Output the full listing that appears below, exactly as it is presented.
········
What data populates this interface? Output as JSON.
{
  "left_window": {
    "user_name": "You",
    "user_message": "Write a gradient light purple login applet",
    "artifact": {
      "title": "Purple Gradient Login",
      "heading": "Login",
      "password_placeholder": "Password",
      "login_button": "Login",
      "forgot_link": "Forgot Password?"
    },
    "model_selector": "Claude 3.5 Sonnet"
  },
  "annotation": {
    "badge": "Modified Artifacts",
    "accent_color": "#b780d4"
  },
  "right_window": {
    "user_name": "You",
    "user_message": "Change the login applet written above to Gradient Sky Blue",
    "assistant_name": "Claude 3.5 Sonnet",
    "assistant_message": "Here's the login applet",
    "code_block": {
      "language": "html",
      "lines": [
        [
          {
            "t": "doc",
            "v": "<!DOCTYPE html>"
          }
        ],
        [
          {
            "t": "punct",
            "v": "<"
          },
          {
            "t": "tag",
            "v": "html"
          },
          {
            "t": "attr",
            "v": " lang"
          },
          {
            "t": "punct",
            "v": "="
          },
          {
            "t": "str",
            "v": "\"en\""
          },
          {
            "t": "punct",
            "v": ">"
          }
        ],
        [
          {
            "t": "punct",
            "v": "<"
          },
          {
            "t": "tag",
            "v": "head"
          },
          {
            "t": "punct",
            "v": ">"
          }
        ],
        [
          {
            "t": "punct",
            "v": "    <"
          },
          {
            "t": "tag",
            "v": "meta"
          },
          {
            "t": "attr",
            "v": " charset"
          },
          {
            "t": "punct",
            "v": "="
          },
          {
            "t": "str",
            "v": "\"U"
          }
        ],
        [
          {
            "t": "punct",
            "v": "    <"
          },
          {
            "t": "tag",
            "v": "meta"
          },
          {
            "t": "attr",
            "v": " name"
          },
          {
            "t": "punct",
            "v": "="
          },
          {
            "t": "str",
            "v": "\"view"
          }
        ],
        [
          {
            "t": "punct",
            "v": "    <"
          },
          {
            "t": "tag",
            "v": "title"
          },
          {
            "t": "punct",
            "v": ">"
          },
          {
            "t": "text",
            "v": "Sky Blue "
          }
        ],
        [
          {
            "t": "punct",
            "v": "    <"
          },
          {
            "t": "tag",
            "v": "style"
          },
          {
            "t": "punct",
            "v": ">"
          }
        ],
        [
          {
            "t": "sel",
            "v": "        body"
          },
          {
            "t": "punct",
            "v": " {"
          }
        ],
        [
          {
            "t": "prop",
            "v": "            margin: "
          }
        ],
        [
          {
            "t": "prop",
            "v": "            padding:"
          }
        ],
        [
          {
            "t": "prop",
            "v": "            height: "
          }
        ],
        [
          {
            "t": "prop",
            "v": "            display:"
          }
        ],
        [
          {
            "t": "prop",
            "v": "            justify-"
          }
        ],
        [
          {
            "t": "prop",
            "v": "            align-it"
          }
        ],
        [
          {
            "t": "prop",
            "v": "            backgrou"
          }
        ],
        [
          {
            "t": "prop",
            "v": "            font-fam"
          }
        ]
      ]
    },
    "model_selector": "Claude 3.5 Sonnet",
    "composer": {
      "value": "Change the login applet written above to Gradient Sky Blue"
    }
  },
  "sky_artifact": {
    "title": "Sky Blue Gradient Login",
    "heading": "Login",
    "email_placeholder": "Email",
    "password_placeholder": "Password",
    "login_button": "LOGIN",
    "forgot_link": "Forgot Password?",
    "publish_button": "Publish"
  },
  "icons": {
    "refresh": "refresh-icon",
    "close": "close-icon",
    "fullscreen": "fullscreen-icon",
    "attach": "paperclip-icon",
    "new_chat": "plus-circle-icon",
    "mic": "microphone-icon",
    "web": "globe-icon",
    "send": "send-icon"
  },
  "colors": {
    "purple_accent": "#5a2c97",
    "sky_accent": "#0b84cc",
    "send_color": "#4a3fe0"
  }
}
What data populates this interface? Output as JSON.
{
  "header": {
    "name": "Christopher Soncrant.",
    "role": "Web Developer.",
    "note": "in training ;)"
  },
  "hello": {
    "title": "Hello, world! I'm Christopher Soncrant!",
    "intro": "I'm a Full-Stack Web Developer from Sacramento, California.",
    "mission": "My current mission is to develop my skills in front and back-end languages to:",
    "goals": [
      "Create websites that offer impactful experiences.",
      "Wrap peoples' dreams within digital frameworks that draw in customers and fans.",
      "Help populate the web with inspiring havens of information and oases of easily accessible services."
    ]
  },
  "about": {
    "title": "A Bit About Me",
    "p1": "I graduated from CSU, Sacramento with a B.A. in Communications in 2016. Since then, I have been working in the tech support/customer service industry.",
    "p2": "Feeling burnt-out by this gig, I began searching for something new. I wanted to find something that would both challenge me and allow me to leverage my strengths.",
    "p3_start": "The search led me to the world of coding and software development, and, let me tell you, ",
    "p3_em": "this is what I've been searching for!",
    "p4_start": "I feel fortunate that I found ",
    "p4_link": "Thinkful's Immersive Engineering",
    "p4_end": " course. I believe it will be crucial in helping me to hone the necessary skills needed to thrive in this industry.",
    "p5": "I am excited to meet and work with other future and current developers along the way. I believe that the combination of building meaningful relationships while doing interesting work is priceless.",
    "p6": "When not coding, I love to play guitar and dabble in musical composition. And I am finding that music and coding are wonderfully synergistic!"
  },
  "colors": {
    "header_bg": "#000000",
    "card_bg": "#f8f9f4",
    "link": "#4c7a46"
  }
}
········
*Output for this exercise*.
What data populates this interface? Output as JSON.
{
  "left_window": {
    "user_name": "You",
    "user_message": "Write a gradient light purple login applet",
    "artifact": {
      "title": "Purple Gradient Login",
      "heading": "Login",
      "password_placeholder": "Password",
      "login_button": "Login",
      "forgot_link": "Forgot Password?"
    },
    "model_selector": "Claude 3.5 Sonnet"
  },
  "annotation": {
    "badge": "Modified Artifacts",
    "accent_color": "#b780d4"
  },
  "right_window": {
    "user_name": "You",
    "user_message": "Change the login applet written above to Gradient Sky Blue",
    "assistant_name": "Claude 3.5 Sonnet",
    "assistant_message": "Here's the login applet",
    "code_block": {
      "language": "html",
      "lines": [
        [
          {
            "t": "doc",
            "v": "<!DOCTYPE html>"
          }
        ],
        [
          {
            "t": "punct",
            "v": "<"
          },
          {
            "t": "tag",
            "v": "html"
          },
          {
            "t": "attr",
            "v": " lang"
          },
          {
            "t": "punct",
            "v": "="
          },
          {
            "t": "str",
            "v": "\"en\""
          },
          {
            "t": "punct",
            "v": ">"
          }
        ],
        [
          {
            "t": "punct",
            "v": "<"
          },
          {
            "t": "tag",
            "v": "head"
          },
          {
            "t": "punct",
            "v": ">"
          }
        ],
        [
          {
            "t": "punct",
            "v": "    <"
          },
          {
            "t": "tag",
            "v": "meta"
          },
          {
            "t": "attr",
            "v": " charset"
          },
          {
            "t": "punct",
            "v": "="
          },
          {
            "t": "str",
            "v": "\"U"
          }
        ],
        [
          {
            "t": "punct",
            "v": "    <"
          },
          {
            "t": "tag",
            "v": "meta"
          },
          {
            "t": "attr",
            "v": " name"
          },
          {
            "t": "punct",
            "v": "="
          },
          {
            "t": "str",
            "v": "\"view"
          }
        ],
        [
          {
            "t": "punct",
            "v": "    <"
          },
          {
            "t": "tag",
            "v": "title"
          },
          {
            "t": "punct",
            "v": ">"
          },
          {
            "t": "text",
            "v": "Sky Blue "
          }
        ],
        [
          {
            "t": "punct",
            "v": "    <"
          },
          {
            "t": "tag",
            "v": "style"
          },
          {
            "t": "punct",
            "v": ">"
          }
        ],
        [
          {
            "t": "sel",
            "v": "        body"
          },
          {
            "t": "punct",
            "v": " {"
          }
        ],
        [
          {
            "t": "prop",
            "v": "            margin: "
          }
        ],
        [
          {
            "t": "prop",
            "v": "            padding:"
          }
        ],
        [
          {
            "t": "prop",
            "v": "            height: "
          }
        ],
        [
          {
            "t": "prop",
            "v": "            display:"
          }
        ],
        [
          {
            "t": "prop",
            "v": "            justify-"
          }
        ],
        [
          {
            "t": "prop",
            "v": "            align-it"
          }
        ],
        [
          {
            "t": "prop",
            "v": "            backgrou"
          }
        ],
        [
          {
            "t": "prop",
            "v": "            font-fam"
          }
        ]
      ]
    },
    "model_selector": "Claude 3.5 Sonnet",
    "composer": {
      "value": "Change the login applet written above to Gradient Sky Blue"
    }
  },
  "sky_artifact": {
    "title": "Sky Blue Gradient Login",
    "heading": "Login",
    "email_placeholder": "Email",
    "password_placeholder": "Password",
    "login_button": "LOGIN",
    "forgot_link": "Forgot Password?",
    "publish_button": "Publish"
  },
  "icons": {
    "refresh": "refresh-icon",
    "close": "close-icon",
    "fullscreen": "fullscreen-icon",
    "attach": "paperclip-icon",
    "new_chat": "plus-circle-icon",
    "mic": "microphone-icon",
    "web": "globe-icon",
    "send": "send-icon"
  },
  "colors": {
    "purple_accent": "#5a2c97",
    "sky_accent": "#0b84cc",
    "send_color": "#4a3fe0"
  }
}
What data populates this interface? Output as JSON.
{
  "header": {
    "name": "Christopher Soncrant.",
    "role": "Web Developer.",
    "note": "in training ;)"
  },
  "hello": {
    "title": "Hello, world! I'm Christopher Soncrant!",
    "intro": "I'm a Full-Stack Web Developer from Sacramento, California.",
    "mission": "My current mission is to develop my skills in front and back-end languages to:",
    "goals": [
      "Create websites that offer impactful experiences.",
      "Wrap peoples' dreams within digital frameworks that draw in customers and fans.",
      "Help populate the web with inspiring havens of information and oases of easily accessible services."
    ]
  },
  "about": {
    "title": "A Bit About Me",
    "p1": "I graduated from CSU, Sacramento with a B.A. in Communications in 2016. Since then, I have been working in the tech support/customer service industry.",
    "p2": "Feeling burnt-out by this gig, I began searching for something new. I wanted to find something that would both challenge me and allow me to leverage my strengths.",
    "p3_start": "The search led me to the world of coding and software development, and, let me tell you, ",
    "p3_em": "this is what I've been searching for!",
    "p4_start": "I feel fortunate that I found ",
    "p4_link": "Thinkful's Immersive Engineering",
    "p4_end": " course. I believe it will be crucial in helping me to hone the necessary skills needed to thrive in this industry.",
    "p5": "I am excited to meet and work with other future and current developers along the way. I believe that the combination of building meaningful relationships while doing interesting work is priceless.",
    "p6": "When not coding, I love to play guitar and dabble in musical composition. And I am finding that music and coding are wonderfully synergistic!"
  },
  "colors": {
    "header_bg": "#000000",
    "card_bg": "#f8f9f4",
    "link": "#4c7a46"
  }
}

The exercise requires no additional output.